I’m currently on a Dear Abby bender. Links come up on Yahoo. It’s not too hard to recognize the Dear Abby headline signature, her style of selection: sex and society: the mores of the local kleptocrats.
Today I loved her response to a letter from a mother distraught that someone close to her, educated, intelligent she avers, lost a job and now thinks she’ll do better at prostitution.
Abby doesn’t gather information about the girl, doesn’t know her future; she looks in her crystal ball … and sees … conventional morés.
Emily Post pic, arbiters of manners, evaporated

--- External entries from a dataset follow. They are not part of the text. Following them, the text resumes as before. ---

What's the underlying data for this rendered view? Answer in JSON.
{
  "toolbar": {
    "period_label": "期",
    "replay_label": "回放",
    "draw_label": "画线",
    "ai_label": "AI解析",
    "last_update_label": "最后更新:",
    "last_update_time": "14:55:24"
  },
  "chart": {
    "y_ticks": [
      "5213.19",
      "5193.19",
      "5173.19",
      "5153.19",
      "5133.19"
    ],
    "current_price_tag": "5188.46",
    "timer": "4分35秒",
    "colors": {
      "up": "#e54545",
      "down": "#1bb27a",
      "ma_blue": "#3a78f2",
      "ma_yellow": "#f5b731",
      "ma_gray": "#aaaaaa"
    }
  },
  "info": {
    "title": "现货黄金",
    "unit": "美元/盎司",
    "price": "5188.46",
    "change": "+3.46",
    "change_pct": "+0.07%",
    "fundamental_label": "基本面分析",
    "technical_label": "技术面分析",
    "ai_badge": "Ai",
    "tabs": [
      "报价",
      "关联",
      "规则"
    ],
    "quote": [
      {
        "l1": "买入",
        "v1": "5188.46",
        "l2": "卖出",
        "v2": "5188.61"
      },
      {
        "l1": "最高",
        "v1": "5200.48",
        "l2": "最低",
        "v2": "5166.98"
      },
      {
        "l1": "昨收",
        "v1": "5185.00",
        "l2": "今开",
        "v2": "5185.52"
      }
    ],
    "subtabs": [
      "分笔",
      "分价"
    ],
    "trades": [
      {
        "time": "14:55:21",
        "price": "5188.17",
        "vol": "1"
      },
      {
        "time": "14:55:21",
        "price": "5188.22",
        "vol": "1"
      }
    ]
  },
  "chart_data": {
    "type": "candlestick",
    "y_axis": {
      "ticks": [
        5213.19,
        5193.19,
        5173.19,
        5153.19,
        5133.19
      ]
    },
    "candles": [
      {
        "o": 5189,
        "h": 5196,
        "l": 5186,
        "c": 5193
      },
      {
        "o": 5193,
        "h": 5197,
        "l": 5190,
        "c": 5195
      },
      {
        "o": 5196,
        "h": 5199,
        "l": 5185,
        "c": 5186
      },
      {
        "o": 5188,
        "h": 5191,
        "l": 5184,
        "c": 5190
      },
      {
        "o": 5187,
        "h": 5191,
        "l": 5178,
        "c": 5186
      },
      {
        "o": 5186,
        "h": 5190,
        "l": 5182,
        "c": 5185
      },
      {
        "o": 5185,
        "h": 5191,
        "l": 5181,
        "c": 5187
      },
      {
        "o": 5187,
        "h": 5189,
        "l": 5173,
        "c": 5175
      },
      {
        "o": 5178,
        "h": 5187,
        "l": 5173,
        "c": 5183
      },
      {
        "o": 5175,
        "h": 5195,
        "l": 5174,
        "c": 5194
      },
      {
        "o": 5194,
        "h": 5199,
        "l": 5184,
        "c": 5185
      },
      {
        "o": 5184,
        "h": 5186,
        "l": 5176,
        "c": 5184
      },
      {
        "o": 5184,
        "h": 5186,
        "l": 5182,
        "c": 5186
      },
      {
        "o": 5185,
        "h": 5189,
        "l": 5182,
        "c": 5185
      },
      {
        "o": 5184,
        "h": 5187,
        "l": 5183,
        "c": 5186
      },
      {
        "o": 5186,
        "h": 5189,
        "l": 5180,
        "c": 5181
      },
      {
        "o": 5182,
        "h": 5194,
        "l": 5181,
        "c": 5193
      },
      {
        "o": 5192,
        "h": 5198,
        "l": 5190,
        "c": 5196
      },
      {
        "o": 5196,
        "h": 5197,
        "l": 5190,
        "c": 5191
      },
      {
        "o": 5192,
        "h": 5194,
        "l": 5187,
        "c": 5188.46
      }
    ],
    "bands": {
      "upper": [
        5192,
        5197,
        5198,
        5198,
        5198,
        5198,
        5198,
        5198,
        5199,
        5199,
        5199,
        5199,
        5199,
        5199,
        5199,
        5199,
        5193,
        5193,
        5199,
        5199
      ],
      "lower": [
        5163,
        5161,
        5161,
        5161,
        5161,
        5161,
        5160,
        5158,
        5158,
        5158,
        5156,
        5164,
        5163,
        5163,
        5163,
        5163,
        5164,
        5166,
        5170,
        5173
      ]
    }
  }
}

I’ll develop this further, better latter. And will discuss ambiguities of “Dear Abby”: does the “dear” mean that we cherish her? Dear: does it mean she, or her advice is expensive? or is it just the epitome of convention: you write “Dear Hitler” even if you want to flay him alive.
2012 09 13 I scramble in some more thoughts on the subject:
You want to know for sure: don’t ask a philosopher, don’t ask a student of the subject; ask a social expert: ask a bigot! You’ll get the clearest directions from the head of the Klan.
I was about to write “this” post in the wake of reading some Dear Abby letters. Abby (and staff, who knows how many desks they occupy) really does exhibit some social wisdom, may help more than harm people. But she ain’t Freud, she ain’t Jung, she ain’t Bateson … She ain’t von Frisch, or Lévi-Straus …
2016 11 01 I just read a good Dear Abby piece: some martinet dictates what family members can give for Christmas. Problems of free will endure, understanding remains scarce, bullshitters still vie for authority.